We conducted an informal survey here at FindLaw's Secret Volcano Headquarters, and for the life of us, we can't figure out what LinkedIn is supposed to be. Ten years after it launched, we know we're members of LinkedIn, but why are we there?
All of us get requests to add co-workers and friends of co-workers, and to even endorse people for skills that we may or may not know they have (you know you've done it). So what are lawyers supposed to be doing with LinkedIn, anyway? After puzzling over it for a bit, we came up with some ideas.
Clearly, this is one of the big features of LinkedIn. It's a social network, but one that's geared toward people meeting other people in business. Generally, if you're introduced to another person on LinkedIn and want to keep talking, the conversation continues "offline" -- either through email or in real life. This is the Web 2.0 equivalent of going to all those bar association social events; rather than sip watered-down cocktails and exchange business cards, you can enter people directly into a virtual Rolodex.
Updating Your Profile
LinkedIn is different things for different people. For the currently employed, it's a way to get noticed and possibly jump ship or get recruited by networking with others ("I'm friends with a guy who's friends with a guy..."). This can only happen with a good profile. A LinkedIn profile is a glorified resume, but one that's up all the time and available for anyone to see. Keep it up to date!
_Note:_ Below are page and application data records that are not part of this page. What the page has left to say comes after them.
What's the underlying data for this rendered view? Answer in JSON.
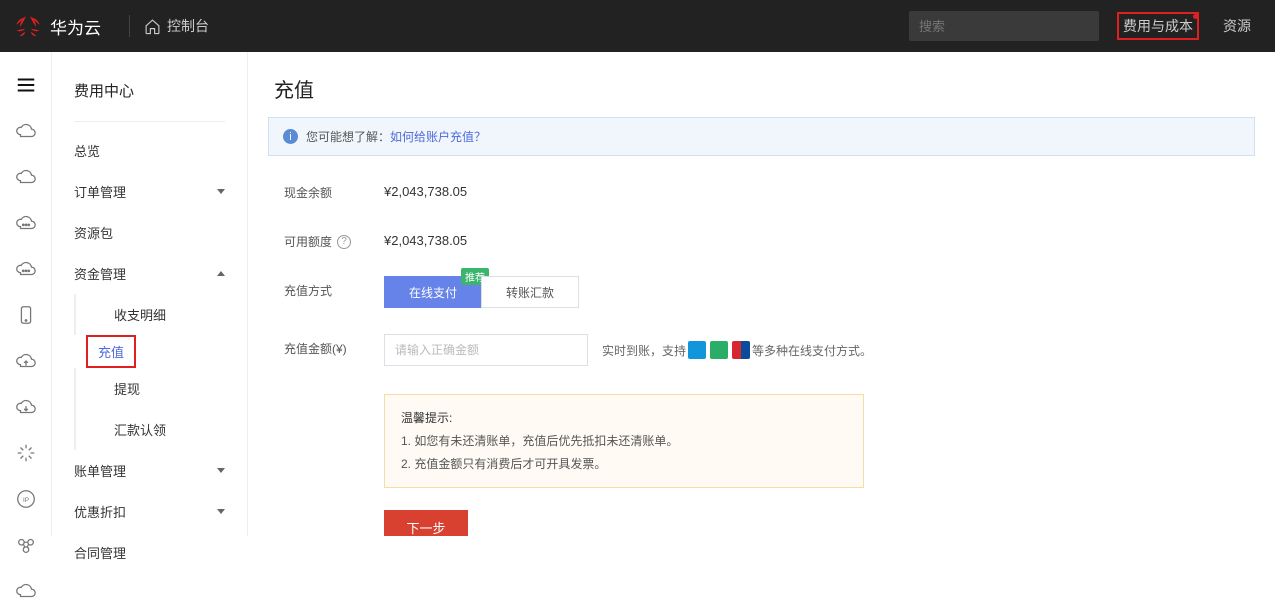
{
  "topbar": {
    "brand": "华为云",
    "console": "控制台",
    "search_placeholder": "搜索",
    "cost_link": "费用与成本",
    "resources_link": "资源"
  },
  "sidebar": {
    "title": "费用中心",
    "items": {
      "overview": "总览",
      "orders": "订单管理",
      "packages": "资源包",
      "funds": "资金管理",
      "funds_sub": {
        "detail": "收支明细",
        "recharge": "充值",
        "withdraw": "提现",
        "remit": "汇款认领"
      },
      "bills": "账单管理",
      "discount": "优惠折扣",
      "contract": "合同管理"
    }
  },
  "main": {
    "title": "充值",
    "info_prefix": "您可能想了解：",
    "info_link": "如何给账户充值？",
    "rows": {
      "cash_label": "现金余额",
      "cash_value": "¥2,043,738.05",
      "avail_label": "可用额度",
      "avail_value": "¥2,043,738.05",
      "method_label": "充值方式",
      "method_online": "在线支付",
      "method_badge": "推荐",
      "method_transfer": "转账汇款",
      "amount_label": "充值金额(¥)",
      "amount_placeholder": "请输入正确金额",
      "hint_pre": "实时到账，支持 ",
      "hint_post": " 等多种在线支付方式。"
    },
    "tips": {
      "title": "温馨提示:",
      "l1": "1. 如您有未还清账单，充值后优先抵扣未还清账单。",
      "l2": "2. 充值金额只有消费后才可开具发票。"
    },
    "next_btn": "下一步"
  }
}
You're a member of ten zillion LinkedIn groups; so what? All that means is you get a zillion emails when someone posts a news article. Instead of joining every group, be selective. "Important" groups would be people in your practice area, and even people in your state in your practice area. These groups can provide valuable support for tough issues in your own field or for when you need to refer a client to a different attorney. (This is especially helpful for solos, who need all the support they can get.)
Ignoring LinkedIn Power Users
Develop your brand! Attract new clients! Blog! No, LinkedIn isn't the place for that. Why? Because no one goes to a LinkedIn page to read the user's blog; they go there to check out the person's resume. You're not likely to attract new clients, either, unless they become your friends. (The non-friend, public-facing side of your profile basically shows your resume. So why would you accept a friend request from a non-lawyer stranger?) And you'd be better served spending time developing your "brand" on your website, where you have control over all the design elements.
So how can lawyers think about LinkedIn? It's not really a destination; it's more like a road that facilitates getting you somewhere else. There are a bevy of ways to get you there, but don't forget that your LinkedIn profile should be subordinate to the substance of where you want people to go afterward.